What needs to be done. Read the records below. Copy each line where the string "Colors" occurs.

━━━━━ Records provided ━━━━━

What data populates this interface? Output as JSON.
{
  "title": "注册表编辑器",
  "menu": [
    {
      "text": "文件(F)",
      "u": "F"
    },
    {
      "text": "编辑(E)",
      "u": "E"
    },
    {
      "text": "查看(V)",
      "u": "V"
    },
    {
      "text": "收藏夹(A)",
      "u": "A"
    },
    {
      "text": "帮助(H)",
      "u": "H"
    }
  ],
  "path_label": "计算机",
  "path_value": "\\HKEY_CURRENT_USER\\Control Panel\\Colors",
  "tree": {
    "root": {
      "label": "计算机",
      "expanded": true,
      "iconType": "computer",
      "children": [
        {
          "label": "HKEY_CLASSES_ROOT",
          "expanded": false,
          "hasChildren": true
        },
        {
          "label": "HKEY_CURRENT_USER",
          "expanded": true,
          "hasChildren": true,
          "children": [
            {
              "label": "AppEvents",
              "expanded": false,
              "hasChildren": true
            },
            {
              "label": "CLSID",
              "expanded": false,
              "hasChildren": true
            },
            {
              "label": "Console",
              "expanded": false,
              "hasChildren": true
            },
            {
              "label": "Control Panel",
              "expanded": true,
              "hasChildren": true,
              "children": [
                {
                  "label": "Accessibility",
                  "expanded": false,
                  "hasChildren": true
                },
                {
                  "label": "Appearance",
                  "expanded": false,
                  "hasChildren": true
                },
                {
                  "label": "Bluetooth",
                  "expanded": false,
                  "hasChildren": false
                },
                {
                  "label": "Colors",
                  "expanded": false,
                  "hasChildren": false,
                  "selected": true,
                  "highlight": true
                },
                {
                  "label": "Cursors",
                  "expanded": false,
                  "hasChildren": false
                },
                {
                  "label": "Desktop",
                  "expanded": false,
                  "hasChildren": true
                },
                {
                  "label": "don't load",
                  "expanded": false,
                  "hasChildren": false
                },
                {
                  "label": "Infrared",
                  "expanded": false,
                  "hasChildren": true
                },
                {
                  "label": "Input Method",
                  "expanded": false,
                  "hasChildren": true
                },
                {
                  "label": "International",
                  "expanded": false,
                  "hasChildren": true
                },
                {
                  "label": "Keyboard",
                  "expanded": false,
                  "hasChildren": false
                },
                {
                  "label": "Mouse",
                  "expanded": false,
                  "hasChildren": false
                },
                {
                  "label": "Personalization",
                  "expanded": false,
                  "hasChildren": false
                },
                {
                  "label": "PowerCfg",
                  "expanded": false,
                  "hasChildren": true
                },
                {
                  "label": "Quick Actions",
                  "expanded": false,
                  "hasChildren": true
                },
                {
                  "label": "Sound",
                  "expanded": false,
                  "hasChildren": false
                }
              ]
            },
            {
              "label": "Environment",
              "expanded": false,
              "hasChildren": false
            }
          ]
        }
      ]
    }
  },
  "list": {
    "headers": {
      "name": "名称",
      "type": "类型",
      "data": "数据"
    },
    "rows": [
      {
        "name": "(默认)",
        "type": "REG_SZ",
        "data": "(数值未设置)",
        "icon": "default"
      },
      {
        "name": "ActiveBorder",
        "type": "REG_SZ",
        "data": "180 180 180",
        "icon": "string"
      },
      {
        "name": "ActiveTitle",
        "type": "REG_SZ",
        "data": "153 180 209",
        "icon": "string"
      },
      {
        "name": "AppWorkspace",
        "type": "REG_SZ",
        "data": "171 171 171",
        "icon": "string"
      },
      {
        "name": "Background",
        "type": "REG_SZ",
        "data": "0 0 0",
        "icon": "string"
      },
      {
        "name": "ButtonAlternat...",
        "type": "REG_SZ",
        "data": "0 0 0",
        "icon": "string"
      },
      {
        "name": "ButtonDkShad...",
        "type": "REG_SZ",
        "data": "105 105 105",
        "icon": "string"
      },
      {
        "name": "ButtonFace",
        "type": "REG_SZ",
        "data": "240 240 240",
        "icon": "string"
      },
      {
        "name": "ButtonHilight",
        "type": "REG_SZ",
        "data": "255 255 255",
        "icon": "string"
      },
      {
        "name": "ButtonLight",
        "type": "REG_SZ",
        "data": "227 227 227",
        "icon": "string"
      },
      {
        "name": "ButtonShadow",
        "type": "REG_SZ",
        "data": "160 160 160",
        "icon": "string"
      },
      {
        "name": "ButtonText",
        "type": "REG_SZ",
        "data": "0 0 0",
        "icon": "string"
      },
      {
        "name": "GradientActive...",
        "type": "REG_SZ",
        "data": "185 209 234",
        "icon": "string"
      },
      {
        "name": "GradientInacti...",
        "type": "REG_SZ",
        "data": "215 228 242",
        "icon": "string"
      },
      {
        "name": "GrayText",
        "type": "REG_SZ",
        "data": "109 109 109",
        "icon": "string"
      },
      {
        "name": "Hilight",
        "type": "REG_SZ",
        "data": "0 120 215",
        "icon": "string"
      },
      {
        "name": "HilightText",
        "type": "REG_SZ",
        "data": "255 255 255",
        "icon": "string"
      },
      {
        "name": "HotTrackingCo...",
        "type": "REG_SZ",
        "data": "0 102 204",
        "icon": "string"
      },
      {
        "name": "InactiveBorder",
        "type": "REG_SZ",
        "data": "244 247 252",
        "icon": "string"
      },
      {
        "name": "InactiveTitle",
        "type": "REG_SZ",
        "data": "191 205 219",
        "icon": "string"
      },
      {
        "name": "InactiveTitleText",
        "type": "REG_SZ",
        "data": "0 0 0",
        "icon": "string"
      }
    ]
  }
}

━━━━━
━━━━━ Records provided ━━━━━

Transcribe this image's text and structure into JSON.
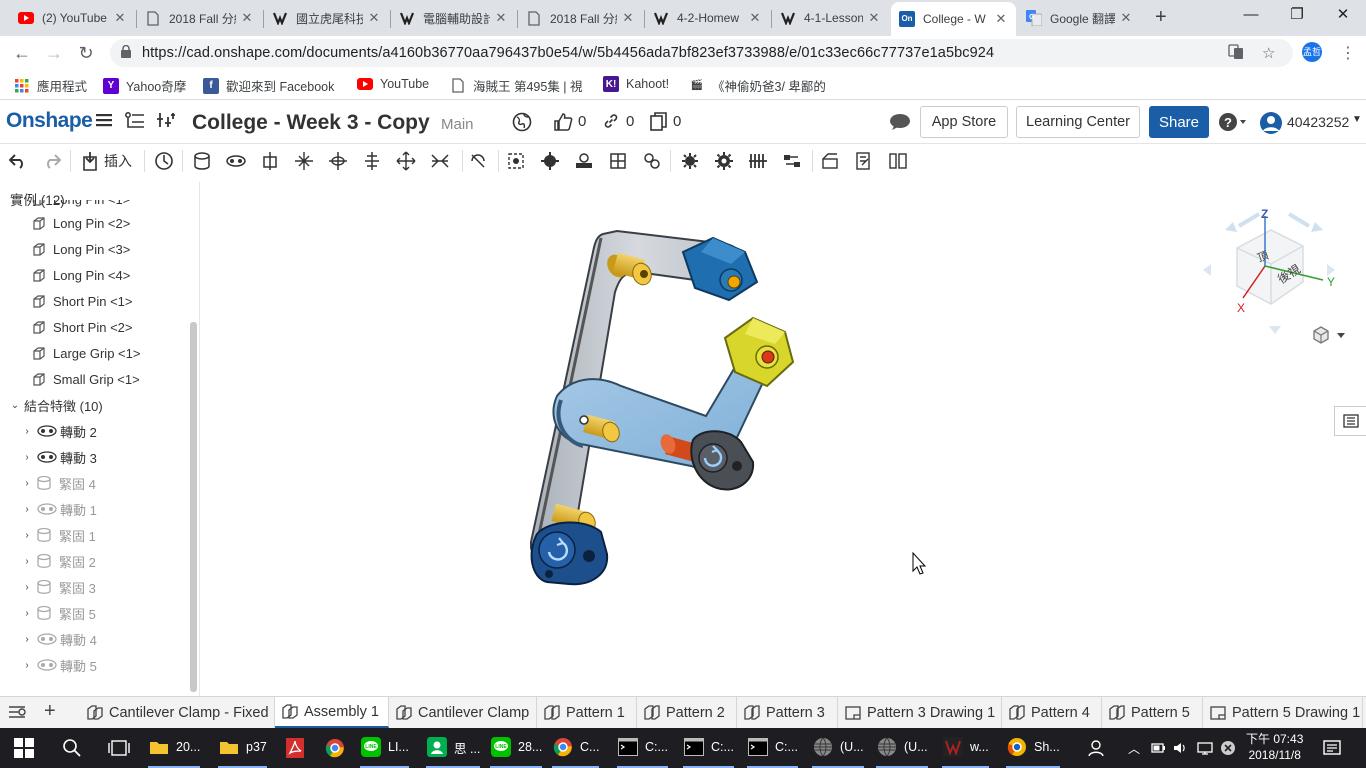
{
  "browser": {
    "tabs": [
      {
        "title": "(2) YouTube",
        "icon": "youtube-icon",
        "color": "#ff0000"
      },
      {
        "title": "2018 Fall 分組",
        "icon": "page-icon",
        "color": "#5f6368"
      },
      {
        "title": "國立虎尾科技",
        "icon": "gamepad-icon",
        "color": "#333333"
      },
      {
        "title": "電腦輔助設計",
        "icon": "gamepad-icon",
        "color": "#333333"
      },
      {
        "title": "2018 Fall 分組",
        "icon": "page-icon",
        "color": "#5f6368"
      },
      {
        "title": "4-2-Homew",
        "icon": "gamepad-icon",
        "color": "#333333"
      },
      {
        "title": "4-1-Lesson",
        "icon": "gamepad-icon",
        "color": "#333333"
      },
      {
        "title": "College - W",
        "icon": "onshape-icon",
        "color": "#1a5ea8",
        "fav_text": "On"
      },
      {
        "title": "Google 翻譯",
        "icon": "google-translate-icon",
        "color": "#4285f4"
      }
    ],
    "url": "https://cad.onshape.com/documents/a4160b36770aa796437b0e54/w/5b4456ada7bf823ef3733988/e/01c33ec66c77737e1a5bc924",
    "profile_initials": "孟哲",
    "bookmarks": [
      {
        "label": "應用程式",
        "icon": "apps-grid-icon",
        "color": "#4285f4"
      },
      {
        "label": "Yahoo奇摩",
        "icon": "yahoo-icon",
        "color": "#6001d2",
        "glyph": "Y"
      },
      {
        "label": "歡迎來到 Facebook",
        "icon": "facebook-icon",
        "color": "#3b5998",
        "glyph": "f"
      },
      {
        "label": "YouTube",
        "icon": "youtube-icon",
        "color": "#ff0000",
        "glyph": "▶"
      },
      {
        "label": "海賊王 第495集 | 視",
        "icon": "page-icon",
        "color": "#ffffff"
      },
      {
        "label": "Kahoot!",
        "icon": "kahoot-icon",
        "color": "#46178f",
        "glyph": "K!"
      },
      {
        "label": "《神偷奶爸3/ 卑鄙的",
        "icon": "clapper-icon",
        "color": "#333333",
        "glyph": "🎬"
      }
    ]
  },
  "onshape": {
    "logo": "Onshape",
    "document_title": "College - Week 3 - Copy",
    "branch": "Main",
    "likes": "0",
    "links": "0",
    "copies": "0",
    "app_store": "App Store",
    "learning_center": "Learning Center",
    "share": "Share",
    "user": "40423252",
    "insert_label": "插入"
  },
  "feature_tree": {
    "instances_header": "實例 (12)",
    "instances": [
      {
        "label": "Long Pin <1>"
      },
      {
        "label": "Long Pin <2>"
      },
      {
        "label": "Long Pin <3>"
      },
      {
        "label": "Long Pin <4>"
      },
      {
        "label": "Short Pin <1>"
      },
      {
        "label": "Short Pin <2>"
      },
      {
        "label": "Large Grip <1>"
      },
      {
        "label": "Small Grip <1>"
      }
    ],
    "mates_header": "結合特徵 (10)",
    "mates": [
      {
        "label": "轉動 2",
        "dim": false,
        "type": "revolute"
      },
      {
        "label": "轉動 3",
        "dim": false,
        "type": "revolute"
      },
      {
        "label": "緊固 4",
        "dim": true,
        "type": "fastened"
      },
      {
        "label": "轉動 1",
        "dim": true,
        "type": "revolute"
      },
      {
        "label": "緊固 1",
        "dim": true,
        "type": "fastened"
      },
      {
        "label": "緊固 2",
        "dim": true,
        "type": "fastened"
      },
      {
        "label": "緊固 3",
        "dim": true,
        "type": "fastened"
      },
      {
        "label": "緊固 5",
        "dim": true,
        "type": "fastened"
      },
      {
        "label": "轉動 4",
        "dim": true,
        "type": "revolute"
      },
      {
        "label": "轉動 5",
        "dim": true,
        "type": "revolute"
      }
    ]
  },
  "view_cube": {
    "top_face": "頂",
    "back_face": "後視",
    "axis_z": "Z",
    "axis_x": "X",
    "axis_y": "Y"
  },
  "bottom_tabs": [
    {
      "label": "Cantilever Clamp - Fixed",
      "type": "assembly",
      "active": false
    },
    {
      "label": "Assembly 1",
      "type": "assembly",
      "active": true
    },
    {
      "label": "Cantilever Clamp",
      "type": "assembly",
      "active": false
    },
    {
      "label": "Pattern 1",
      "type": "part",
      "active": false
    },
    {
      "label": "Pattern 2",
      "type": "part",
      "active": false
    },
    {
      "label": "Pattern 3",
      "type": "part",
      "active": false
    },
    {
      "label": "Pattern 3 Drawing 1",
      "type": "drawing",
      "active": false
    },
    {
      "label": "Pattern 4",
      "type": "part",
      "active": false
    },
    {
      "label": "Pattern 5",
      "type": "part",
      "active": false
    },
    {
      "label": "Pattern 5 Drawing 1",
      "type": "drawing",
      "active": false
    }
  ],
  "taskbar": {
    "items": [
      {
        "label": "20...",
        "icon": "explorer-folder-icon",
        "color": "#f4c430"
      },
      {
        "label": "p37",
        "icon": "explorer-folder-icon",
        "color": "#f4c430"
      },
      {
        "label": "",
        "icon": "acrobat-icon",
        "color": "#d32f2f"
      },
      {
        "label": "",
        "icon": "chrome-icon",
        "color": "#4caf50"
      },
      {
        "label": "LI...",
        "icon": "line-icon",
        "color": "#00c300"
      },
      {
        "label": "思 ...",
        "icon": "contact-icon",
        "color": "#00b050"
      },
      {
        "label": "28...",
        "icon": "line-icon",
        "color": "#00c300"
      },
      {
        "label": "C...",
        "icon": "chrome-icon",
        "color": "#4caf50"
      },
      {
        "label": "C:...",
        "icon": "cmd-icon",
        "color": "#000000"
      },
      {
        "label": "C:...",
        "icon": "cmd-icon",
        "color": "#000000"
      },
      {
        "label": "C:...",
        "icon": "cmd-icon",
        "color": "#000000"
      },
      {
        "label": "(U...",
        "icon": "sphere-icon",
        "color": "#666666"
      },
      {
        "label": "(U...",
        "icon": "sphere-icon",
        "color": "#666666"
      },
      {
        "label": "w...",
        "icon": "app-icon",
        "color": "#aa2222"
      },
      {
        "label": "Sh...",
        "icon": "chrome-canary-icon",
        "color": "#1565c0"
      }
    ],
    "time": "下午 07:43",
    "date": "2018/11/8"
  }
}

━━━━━

Reply.
  "path_value": "\\HKEY_CURRENT_USER\\Control Panel\\Colors",
                  "label": "Colors",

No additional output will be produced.